Rock star economy and the Lost Prophets
by Don Franks
British multinational HSBC Holdings, on of the world's largest banks, predict New Zealand will be the "rock star" economy of 2014, with growth set to outpace most of its peers.
HSBC forecasts the New Zealand economy will grow 3.4 percent in 2014—the fastest pace since 2007.
For 2013, the economy is expected to post growth of 3.0 percent, according to the bank.
HSBC sees the New Zealand housing boom as a key factor supporting faster expansion.
Sales figures from real estate firm Barfoot & Thompson show the average sale price of an Auckland home was $700,387 last month, up 12.2 per cent from $624,000 in December 2012.
Stick that on the T shirt !
Only one thing is wrong with our cool rock star economy.

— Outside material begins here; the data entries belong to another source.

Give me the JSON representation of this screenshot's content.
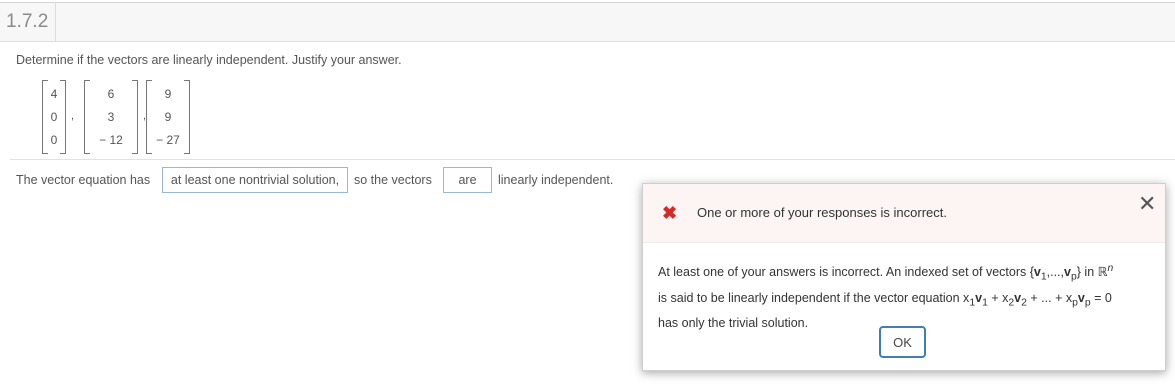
{
  "section": {
    "number": "1.7.2"
  },
  "question": {
    "prompt": "Determine if the vectors are linearly independent. Justify your answer.",
    "vectors": [
      [
        "4",
        "0",
        "0"
      ],
      [
        "6",
        "3",
        "− 12"
      ],
      [
        "9",
        "9",
        "− 27"
      ]
    ],
    "comma": ","
  },
  "answer": {
    "part1": "The vector equation has",
    "box1_value": "at least one nontrivial solution,",
    "part2": "so the vectors",
    "box2_value": "are",
    "part3": "linearly independent."
  },
  "dialog": {
    "title": "One or more of your responses is incorrect.",
    "close_glyph": "✕",
    "error_glyph": "✖",
    "message_part1": "At least one of your answers is incorrect. An indexed set of vectors {",
    "message_v": "v",
    "message_sub1": "1",
    "message_dots": ",...,",
    "message_sub_p": "p",
    "message_part2": "} in ℝ",
    "message_sup_n": "n",
    "message_line2_a": "is said to be linearly independent if the vector equation x",
    "message_line2_b": "+ x",
    "message_line2_c": "+ ... + x",
    "message_line2_d": "= 0",
    "message_sub2": "2",
    "message_line3": "has only the trivial solution.",
    "ok_label": "OK"
  },
  "colors": {
    "error_red": "#d42a2a",
    "ok_border": "#3d7fb6",
    "answer_box_border": "#9ab7d8"
  }
}
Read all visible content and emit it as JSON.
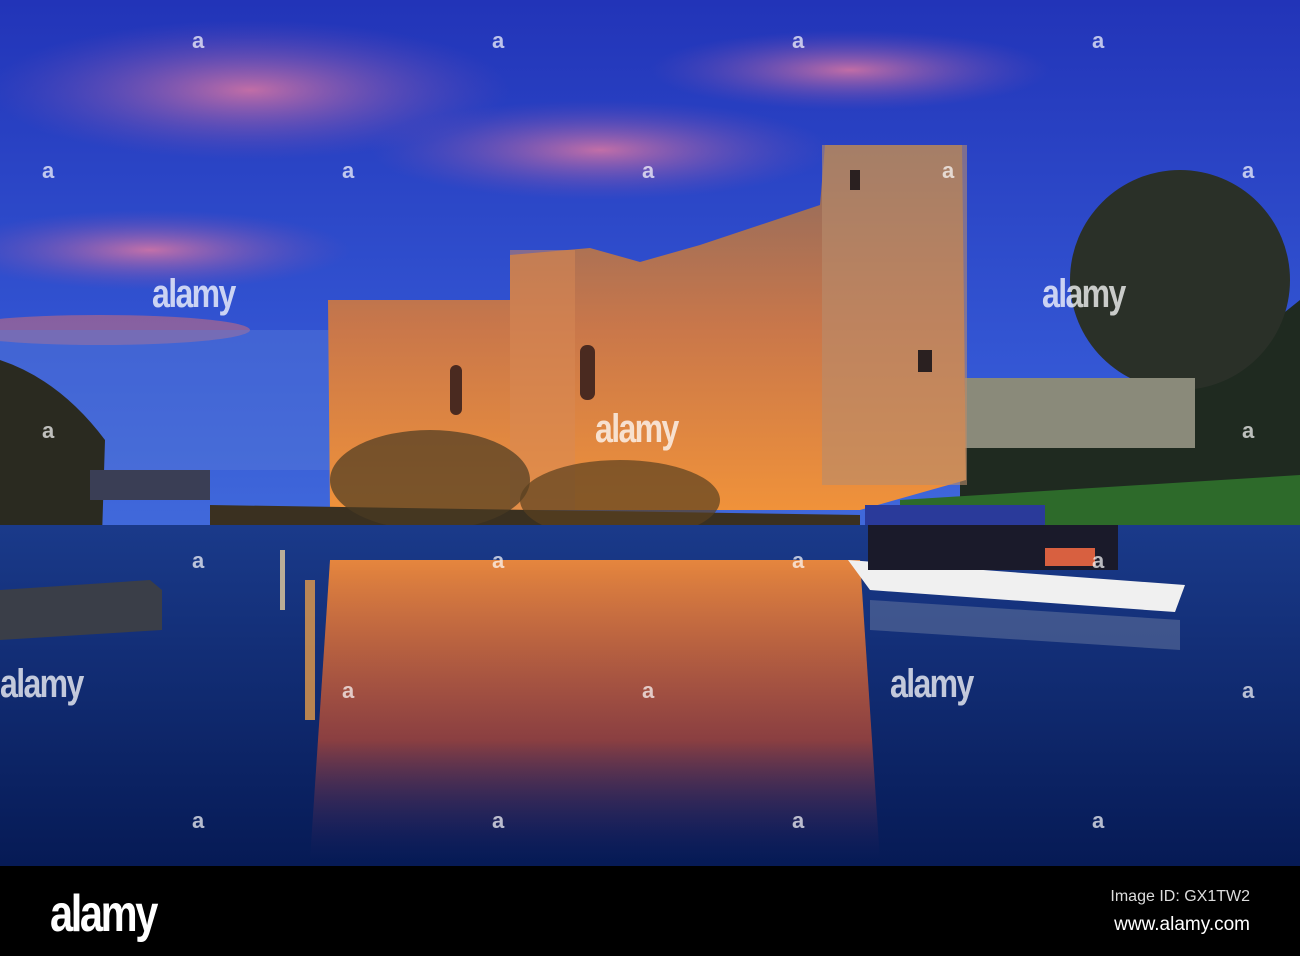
{
  "watermark": {
    "text": "alamy",
    "small": "a"
  },
  "footer": {
    "logo": "alamy",
    "image_id": "Image ID: GX1TW2",
    "website": "www.alamy.com"
  },
  "colors": {
    "sky_top": "#2a3fd0",
    "sky_horizon": "#3a6fd8",
    "castle_glow": "#e8864a",
    "water": "#0d2e78"
  }
}
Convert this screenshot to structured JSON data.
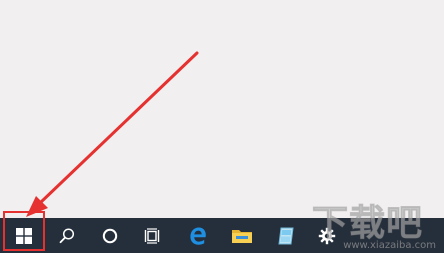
{
  "desktop": {
    "background_color": "#f1eff0"
  },
  "taskbar": {
    "background_color": "#252e3b",
    "items": [
      {
        "name": "start",
        "icon": "windows-logo-icon"
      },
      {
        "name": "search",
        "icon": "search-icon"
      },
      {
        "name": "cortana",
        "icon": "cortana-circle-icon"
      },
      {
        "name": "task-view",
        "icon": "task-view-icon"
      },
      {
        "name": "edge",
        "icon": "edge-browser-icon"
      },
      {
        "name": "file-explorer",
        "icon": "folder-icon"
      },
      {
        "name": "store",
        "icon": "store-app-icon"
      },
      {
        "name": "settings",
        "icon": "gear-icon"
      }
    ]
  },
  "annotation": {
    "color": "#e5312f",
    "arrow_target": "start-button"
  },
  "watermark": {
    "main_text": "下载吧",
    "sub_text": "www.xiazaiba.com"
  }
}
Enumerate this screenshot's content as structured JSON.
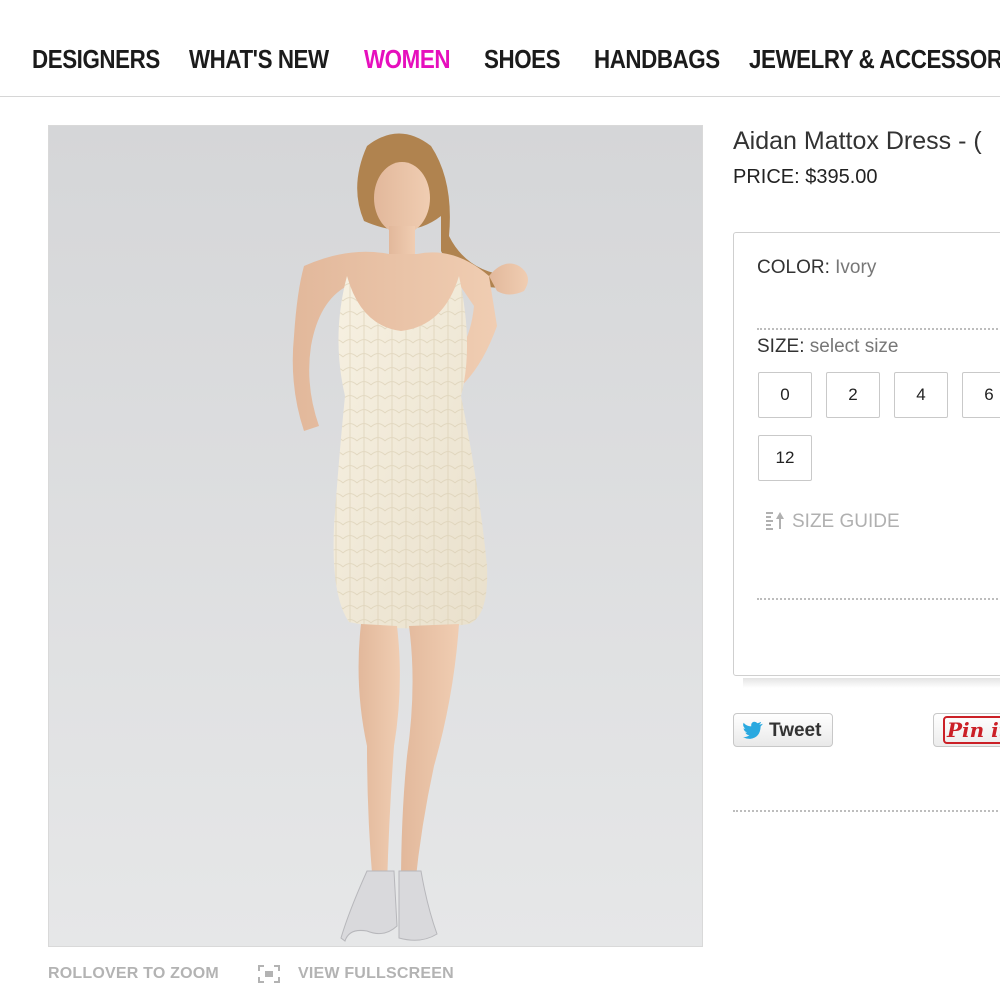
{
  "nav": {
    "items": [
      {
        "label": "DESIGNERS"
      },
      {
        "label": "WHAT'S NEW"
      },
      {
        "label": "WOMEN",
        "active": true
      },
      {
        "label": "SHOES"
      },
      {
        "label": "HANDBAGS"
      },
      {
        "label": "JEWELRY & ACCESSORI"
      }
    ],
    "active_color": "#e60fbd"
  },
  "product": {
    "title": "Aidan Mattox Dress - (",
    "price_label": "PRICE:",
    "price": "$395.00"
  },
  "options": {
    "color_label": "COLOR:",
    "color_value": "Ivory",
    "size_label": "SIZE:",
    "size_value": "select size",
    "sizes": [
      "0",
      "2",
      "4",
      "6",
      "12"
    ],
    "size_guide": "SIZE GUIDE"
  },
  "image_tools": {
    "zoom": "ROLLOVER TO ZOOM",
    "fullscreen": "VIEW FULLSCREEN"
  },
  "social": {
    "tweet": "Tweet",
    "pin": "Pin it"
  },
  "icons": [
    "ruler-icon",
    "fullscreen-icon",
    "twitter-bird-icon"
  ]
}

Some of us will never get a ticket.
As Hawkes Bay paediatrician Russell Wills complained: "I see these poor preschool children in crowded homes that are cold and damp coming in with skin infections. They are filling our wards." Dr Russell Wills doubles as NZ's Childrens Commsioner. Who, because he gives a stuff, commisioned a report called the Child Poverty Monitor, after the Government rejected calls to start a comprehensive measure of child poverty.
The commissioner recruited private funding from Wellington charity J R McKenzie Trust and will now report back every year on the health and well-being of our most vulnerable children. The initial report findings included:
About one in six Kiwi children are going without basic necessities. Like not having a bed, delaying a doctor's visit or missing out on meals.
It also shows hospital admissions for children with medical conditions linked to poverty are rising. Tens of thousands of children are admitted every year for respiratory and infectious diseases associated with living in damp, overcrowded homes.
At a glance, the rock star economy is a land where:
265,000 children live in poverty, defined by income.
1 in 3 Maori and Pacific children live in poverty.
1 in 7 European children live in poverty.
1 in 6 struggle to afford basic necessities such as healthcare and clothing.
1 in 10 suffer from severe poverty, lacking basic necessities and adequate income.
3 out of 5 will be living in poverty for much of their childhood.
51 per cent are from sole parent families. 60 per cent are from beneficiary families.
How do the rock star economy's lead singers cope with this challenging material?
Social Development Minister Paula Bennett said the ministry was already measuring child poverty, and the commissioner's report was just "repackaged" government figures.
"We have prioritised children, particularly those most vulnerable, and we're taking a thoughtful and strategic approach to tackling complex social issues."
Still, there's an election coming up this year.
"Paula Bennett’s continued ‘she’ll be right’ response to calls to officially measure child poverty reinforce concerns that National doesn’t see it as a problem or a priority", Labour Children’s spokesperson Jacinda Ardern says.
“If we are to make any real inroads into tackling child poverty then we need to collect the necessary data.
“Our lack of child poverty measures makes us an outlier with other OECD countries, 29 of which specifically define and measure levels of child poverty.
“Labour has committed to introducing similar legislation here and has a Member’s Bill that sets out exactly how we would go about that.
Labour will get a bigger measuring stick.
And "have a strategy". One that will not cause million dollar house owners a wink of sleep.
In the dazzling spectacle of the rock star economy, three plain old things are clear.
One, poverty is not going away anytime soon, because not enough people are moved to destroy it.
Two, "child poverty" is a euphemism. The Commisioner's report showed that about two out of five impoverished kids live in working families. Most New Zealand workers don't get paid enough. The real issue is not child poverty, it's working class poverty.
Three, if we're now in the land of the rock star economy, National and Labour are our Lost Prophets.